	true body, and therefore you have no right to call PARSE-BODY.  I have
	no idea what the reference to CASE and PROGN was.  If the claim that
	each clause of a CASE contained a "body" you are wrong; it contains an
	"implicit PROGN".  Implicit PROGNs are not suitable arguments to
    This may not be profound, but its true.  A robust macro definition of
    CASE, i.e., one that performs an expansion time check to ensure that
    the initial forms after the KEYFORM are not declarations, can be
    written much more easily with DECLARATIONS-ALLOWED-P, e.g.,

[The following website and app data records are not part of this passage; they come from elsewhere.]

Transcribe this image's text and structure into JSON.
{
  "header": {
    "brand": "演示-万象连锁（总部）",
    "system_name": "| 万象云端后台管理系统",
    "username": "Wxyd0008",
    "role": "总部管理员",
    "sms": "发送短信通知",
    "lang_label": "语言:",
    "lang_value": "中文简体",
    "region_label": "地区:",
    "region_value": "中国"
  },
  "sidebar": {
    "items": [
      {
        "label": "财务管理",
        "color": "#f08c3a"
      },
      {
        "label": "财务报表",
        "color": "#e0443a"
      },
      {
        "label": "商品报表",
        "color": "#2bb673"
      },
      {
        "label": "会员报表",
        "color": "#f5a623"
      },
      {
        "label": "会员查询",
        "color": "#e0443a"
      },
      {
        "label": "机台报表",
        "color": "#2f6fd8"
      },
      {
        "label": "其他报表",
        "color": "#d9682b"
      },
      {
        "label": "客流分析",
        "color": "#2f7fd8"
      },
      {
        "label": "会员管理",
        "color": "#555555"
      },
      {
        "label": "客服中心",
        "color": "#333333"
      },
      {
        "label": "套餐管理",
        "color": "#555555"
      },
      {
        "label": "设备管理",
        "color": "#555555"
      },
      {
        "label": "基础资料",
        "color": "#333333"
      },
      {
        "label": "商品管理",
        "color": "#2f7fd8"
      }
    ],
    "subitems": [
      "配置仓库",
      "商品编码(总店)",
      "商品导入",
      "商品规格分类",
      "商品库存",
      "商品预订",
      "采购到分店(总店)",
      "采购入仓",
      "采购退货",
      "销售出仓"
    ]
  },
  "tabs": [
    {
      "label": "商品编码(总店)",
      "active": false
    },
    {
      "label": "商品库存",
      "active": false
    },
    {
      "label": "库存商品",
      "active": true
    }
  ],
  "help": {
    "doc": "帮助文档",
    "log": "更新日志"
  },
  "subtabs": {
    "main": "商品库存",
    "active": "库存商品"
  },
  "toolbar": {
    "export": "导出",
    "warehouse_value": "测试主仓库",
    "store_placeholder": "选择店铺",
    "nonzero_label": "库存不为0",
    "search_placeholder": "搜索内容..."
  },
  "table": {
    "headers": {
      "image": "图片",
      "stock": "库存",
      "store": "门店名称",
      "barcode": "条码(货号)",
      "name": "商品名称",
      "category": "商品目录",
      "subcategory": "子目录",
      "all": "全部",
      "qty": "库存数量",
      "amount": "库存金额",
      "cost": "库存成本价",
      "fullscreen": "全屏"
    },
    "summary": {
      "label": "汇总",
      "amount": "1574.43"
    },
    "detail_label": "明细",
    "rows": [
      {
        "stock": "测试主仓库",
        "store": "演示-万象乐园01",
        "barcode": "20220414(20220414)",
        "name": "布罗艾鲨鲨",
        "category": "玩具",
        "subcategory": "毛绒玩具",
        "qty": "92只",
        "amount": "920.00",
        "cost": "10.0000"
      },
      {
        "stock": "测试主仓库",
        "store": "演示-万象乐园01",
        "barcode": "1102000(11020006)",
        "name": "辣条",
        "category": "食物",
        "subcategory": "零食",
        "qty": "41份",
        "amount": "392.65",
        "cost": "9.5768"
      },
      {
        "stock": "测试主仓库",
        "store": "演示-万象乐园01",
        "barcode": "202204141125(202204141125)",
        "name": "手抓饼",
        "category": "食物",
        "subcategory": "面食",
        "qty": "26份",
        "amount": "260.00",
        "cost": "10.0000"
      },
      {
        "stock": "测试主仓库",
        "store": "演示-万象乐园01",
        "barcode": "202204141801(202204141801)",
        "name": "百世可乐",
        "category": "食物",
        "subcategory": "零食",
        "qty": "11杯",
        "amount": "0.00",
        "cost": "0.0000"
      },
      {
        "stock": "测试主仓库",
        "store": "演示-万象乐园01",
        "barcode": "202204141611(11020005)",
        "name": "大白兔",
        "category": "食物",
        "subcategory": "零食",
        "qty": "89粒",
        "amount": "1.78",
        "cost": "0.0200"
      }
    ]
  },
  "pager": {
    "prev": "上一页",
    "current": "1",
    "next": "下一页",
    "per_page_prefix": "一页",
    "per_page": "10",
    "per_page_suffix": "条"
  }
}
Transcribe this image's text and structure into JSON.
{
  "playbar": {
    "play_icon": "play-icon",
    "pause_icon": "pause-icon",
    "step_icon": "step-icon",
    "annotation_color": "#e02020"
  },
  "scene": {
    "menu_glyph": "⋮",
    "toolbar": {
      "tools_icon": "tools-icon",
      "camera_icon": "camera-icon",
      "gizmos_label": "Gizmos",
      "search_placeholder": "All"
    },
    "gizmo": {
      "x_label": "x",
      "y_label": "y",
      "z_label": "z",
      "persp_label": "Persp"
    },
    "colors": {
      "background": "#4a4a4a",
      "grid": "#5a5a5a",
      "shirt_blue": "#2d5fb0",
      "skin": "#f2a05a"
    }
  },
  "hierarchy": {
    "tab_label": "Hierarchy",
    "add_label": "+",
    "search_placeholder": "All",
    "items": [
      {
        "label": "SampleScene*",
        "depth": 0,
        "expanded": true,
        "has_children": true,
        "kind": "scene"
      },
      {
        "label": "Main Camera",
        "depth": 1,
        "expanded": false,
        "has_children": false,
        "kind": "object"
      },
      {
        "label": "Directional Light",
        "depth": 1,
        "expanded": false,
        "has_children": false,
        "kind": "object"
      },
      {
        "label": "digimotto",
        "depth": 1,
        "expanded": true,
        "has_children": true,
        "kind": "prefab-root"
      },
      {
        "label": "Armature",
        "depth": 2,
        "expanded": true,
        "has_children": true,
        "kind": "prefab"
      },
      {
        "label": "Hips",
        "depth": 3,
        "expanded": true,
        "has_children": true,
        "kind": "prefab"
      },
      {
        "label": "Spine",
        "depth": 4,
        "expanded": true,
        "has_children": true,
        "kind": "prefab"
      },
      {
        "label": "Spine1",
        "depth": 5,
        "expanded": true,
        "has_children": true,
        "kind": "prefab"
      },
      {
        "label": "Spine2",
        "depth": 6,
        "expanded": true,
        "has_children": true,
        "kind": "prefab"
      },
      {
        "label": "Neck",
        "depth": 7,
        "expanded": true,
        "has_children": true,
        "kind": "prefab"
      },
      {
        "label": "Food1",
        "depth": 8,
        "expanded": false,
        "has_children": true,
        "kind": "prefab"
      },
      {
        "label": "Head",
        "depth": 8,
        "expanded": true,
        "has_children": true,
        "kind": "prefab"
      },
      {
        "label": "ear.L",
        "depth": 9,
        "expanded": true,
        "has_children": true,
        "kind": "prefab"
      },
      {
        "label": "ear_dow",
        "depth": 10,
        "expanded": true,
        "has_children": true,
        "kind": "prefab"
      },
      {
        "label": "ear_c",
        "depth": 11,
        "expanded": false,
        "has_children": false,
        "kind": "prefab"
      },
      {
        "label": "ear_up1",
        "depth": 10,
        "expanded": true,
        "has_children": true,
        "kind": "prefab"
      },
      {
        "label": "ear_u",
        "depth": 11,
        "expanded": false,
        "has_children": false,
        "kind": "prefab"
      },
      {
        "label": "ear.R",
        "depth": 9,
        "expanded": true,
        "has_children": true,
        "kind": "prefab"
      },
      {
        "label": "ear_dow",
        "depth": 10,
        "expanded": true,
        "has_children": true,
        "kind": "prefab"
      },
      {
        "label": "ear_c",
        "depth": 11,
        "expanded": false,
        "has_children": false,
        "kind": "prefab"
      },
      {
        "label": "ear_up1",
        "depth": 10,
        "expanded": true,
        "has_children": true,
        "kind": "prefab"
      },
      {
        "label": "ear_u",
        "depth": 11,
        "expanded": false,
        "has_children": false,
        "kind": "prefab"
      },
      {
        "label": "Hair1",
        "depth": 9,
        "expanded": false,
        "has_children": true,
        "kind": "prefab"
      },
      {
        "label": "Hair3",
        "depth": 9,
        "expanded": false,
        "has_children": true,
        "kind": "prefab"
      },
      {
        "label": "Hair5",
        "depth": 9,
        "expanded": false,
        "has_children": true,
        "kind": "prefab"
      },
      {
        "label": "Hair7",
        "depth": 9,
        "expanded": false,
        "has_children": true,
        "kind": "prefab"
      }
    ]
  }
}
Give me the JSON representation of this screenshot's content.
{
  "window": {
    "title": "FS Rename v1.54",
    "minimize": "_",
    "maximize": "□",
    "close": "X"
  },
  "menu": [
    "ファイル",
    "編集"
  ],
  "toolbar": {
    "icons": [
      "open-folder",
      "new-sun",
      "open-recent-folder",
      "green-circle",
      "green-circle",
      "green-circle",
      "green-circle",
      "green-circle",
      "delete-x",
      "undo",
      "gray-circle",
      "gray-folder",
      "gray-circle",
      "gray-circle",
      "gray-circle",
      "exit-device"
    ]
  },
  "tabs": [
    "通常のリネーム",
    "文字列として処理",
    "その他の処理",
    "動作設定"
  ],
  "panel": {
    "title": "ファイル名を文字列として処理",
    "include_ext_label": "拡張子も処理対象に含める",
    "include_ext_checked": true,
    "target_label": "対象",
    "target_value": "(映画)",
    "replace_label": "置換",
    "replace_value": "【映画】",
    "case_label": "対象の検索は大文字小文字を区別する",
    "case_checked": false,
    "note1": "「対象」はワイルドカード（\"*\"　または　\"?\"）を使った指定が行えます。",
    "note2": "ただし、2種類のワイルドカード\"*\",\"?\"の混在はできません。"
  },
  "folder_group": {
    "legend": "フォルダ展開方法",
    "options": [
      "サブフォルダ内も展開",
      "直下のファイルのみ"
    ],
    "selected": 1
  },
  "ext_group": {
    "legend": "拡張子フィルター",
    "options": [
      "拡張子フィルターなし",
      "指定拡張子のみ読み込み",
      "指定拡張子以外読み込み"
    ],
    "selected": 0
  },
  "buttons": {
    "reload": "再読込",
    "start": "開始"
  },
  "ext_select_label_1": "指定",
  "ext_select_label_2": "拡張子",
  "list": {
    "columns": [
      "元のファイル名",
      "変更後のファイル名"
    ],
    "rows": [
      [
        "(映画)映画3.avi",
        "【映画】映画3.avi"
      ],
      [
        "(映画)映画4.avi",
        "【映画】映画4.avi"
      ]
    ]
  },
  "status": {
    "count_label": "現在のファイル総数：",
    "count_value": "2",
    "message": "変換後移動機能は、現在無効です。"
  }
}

    (defmacro case (keyform &rest clauses &environment env)
      (multiple-value-bind (decls doc clauses)
			   (parse-body clauses env nil)
			   (declare (ignore decls doc))
	;; At this point I can rest assured that parse-body has detected
	;; any illegal declarations.

Congradulations, you just broke CASE.  Three things: First, you are
calling parse-body on an &REST.  The is semantically 100% incorrect.
Second, this form won't work:
	(case foo
	  (declare (print "FOO's value was DECLARE"))
	  (otherwise (print "FOO's value was not DECLARE")))
Third, this breaks worse
	(macrolet ((uncalled-macro (&rest ignore)
		     (error "Loser!!")))
	  (case foo
	    (uncalled-macro (print "FOO's value was UNCALLED-MACRO"))
	    (otherwise (print "FOO's value was something else"))))
I think both are obvious.

    Things are easier still if we adopt my proposal for &body:

    (defmacro case (keyform &body (&forms clauses))
      ;; At this point I can rest assured that parse-body has detected
      ;; any illegal declarations.

    Profound enough?

Wrong again.  (Adding complex syntax doesn't help, either.)  They aren't
forms.  They are case clauses.  Here's the full syntactic definition of
case, I think (it differs slightly from page 117):
	 { ( { atom-not-t-nil-otherwise | ( {atom}* ) }
	     . implicit-progn ) }*
	 { nothing | ( { otherwise | t }
		       . implicit-progn ) }
There is no body in here what-so-ever.  Therefore, parse-body is
conceptually the wrong thing.  Maybe what you want is something called
VERIFY-IMPLICIT-PROGN?  The contract of this is to make sure there
aren't any declarations?